### Exercise aim
Show, in full, each line of the data that contains "value".

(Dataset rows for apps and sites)
=====

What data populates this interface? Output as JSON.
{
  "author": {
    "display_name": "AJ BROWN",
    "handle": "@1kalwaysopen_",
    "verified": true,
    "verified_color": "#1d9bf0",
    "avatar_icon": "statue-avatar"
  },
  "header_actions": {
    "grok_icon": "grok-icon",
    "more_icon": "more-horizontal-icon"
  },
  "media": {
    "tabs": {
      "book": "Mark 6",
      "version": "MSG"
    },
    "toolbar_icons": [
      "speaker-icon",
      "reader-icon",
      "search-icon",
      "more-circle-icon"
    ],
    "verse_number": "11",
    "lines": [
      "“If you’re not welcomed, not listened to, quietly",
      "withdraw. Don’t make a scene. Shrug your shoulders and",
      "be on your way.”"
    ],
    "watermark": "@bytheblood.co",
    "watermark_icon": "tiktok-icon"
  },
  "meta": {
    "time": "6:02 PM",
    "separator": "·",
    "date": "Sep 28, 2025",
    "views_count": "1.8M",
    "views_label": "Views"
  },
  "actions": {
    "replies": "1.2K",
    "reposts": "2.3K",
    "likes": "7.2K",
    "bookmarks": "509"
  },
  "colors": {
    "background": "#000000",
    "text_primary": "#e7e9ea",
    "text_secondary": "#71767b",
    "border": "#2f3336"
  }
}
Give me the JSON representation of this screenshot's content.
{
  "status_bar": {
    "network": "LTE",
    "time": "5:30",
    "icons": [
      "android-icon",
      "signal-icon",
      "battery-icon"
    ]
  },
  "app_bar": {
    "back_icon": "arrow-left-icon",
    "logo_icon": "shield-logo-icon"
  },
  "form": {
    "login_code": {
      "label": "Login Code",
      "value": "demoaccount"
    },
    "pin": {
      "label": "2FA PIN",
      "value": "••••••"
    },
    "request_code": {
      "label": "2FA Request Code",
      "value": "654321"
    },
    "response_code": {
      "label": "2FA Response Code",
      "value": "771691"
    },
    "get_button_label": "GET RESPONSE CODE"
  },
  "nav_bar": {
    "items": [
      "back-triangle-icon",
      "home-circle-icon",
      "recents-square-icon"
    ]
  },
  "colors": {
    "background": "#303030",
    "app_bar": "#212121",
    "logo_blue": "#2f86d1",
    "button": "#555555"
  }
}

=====

### Reply
      "value": "demoaccount"
      "value": "••••••"
      "value": "654321"
      "value": "771691"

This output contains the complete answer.